The researchers based their ingredients on their effects as follows: the hydrolysed rice protein and corosolic acid were used in the treatment for stem cell and dermal papilla stem cell proliferation while ingredients such as lysine, cysteine and glycoprotein were used for keratinisation, thus, increasing the strength of hair to mechanical and internal damage.
It’s great news that researchers are also studying the nutritional aspects of hair loss and lysine may be the starting point of a whole new approach to alopecia treatment. Although there are studies linking lysine to hair growth, it needs more clinical trials to see how the amino acid can be made more effective.
References and further reading
- Rushton, D. H. (2002), Nutritional factors and hair loss. Clinical and Experimental Dermatology, 27: 396–404. doi:10.1046/j.1365-2230.2002.01076.x
- Anwar R, Gilbey S, New J, et. al. Male pseudohemaphroiditism resulting from a novel mutation in the human steroid 5 alpha-reductase type 2 gene (SRD5A2). Mol Pathol 1997:50:51–52.

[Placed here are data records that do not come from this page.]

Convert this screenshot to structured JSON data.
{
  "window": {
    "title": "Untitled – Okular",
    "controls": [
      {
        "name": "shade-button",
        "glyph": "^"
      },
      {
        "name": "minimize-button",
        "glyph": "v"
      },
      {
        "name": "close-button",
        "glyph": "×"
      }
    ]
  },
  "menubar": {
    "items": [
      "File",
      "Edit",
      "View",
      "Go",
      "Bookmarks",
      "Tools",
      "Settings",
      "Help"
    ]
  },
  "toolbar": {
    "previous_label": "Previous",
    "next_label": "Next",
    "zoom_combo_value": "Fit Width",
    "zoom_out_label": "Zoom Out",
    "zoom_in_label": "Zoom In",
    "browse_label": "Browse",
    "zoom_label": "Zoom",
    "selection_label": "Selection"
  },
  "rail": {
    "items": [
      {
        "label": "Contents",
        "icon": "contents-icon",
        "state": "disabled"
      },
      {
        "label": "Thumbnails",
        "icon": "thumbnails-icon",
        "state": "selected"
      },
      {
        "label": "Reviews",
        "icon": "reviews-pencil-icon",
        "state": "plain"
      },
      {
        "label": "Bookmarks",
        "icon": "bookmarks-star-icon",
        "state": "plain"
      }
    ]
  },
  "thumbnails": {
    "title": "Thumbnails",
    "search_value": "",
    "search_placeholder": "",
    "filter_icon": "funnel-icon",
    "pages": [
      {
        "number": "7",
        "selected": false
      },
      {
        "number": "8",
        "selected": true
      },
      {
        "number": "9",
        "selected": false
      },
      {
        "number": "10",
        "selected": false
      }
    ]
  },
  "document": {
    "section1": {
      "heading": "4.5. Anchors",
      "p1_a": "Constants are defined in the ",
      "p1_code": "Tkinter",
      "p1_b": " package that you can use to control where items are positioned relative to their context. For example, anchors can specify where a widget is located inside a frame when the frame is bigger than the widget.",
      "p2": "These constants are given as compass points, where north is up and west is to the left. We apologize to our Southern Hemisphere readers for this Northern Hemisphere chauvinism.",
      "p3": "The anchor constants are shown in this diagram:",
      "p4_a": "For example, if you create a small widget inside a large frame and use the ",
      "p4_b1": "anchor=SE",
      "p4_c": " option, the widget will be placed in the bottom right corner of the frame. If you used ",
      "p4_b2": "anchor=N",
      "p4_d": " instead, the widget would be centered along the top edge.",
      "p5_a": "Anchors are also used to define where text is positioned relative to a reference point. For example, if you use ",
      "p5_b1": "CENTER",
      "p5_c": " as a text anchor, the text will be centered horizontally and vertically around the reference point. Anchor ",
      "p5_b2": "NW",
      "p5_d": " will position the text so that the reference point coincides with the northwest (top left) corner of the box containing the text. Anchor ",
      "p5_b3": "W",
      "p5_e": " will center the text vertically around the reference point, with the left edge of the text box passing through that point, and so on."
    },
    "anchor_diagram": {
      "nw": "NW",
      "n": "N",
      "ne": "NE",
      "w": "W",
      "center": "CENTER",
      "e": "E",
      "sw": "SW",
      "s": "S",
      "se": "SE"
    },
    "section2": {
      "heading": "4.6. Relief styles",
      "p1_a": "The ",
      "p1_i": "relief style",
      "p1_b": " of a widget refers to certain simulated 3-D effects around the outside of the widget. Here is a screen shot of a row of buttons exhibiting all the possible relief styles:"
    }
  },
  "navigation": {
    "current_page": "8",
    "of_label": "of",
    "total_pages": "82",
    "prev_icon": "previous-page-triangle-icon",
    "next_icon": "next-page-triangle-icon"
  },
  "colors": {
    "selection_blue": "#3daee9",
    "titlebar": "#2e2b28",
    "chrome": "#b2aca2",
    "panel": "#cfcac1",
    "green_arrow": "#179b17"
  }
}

- Chapman, R.E., Colebrook, W.F. and Black, J.L. (1983) ‘Influence of dietary lysine content on wool follicle function in pre-ruminant lambs’, The Journal of Agricultural Science, 101(1), pp. 139–145. doi: 10.1017/S0021859600036467.
- Smriga M, Ando T, Akutsu M, Furukawa Y, Miwa K, Morinaga Y.
Biomed Res. 2007 Apr;28(2):85-90. Oral treatment with L-lysine and L-arginine reduces anxiety and basal cortisol levels in healthy humans. Institute of Life Sciences, Ajimoto Co. Inc, 1-1 Suzuki-cho, 210-8681 Kawasaki-ku, Kawasaki-shi, Japan.
- Kantor, J., Kessler, L.J., Brooks, D.G., and Cotsarelis, G. Decreased serum ferritin is associated with alopecia in women. J Invest Dermatol. 2003; 121: 985–988
- Rushton, D. H., Norris, M. J., Dover, R. and Busuttil, N. (2002), Causes of hair loss and the developments in hair rejuvenation. International Journal of Cosmetic Science, 24: 17–23. doi:10.1046/j.0412-5463.2001.00110.x
- Lee WJ, Sim HB, Jang YH, Lee SJ, Kim DW, Yim SH. Efficacy of a Complex of 5-Aminolevulinic Acid and Glycyl-Histidyl-Lysine Peptide on Hair Growth. Ann Dermatol. 2016 Aug;28(4):438-443. https://doi.org/10.5021/ad.2016.28.4.438
- Buonocore, D., Nobile, V., Michelotti, A. et al. Clinical Efficacy of a Cosmetic Treatment by Crescina® Human Follicle Stem Cell on Healthy Males with Androgenetic Alopecia Dermatol Ther (Heidelb) (2013) 3: 53. doi:10.1007/s13555-013-0021-2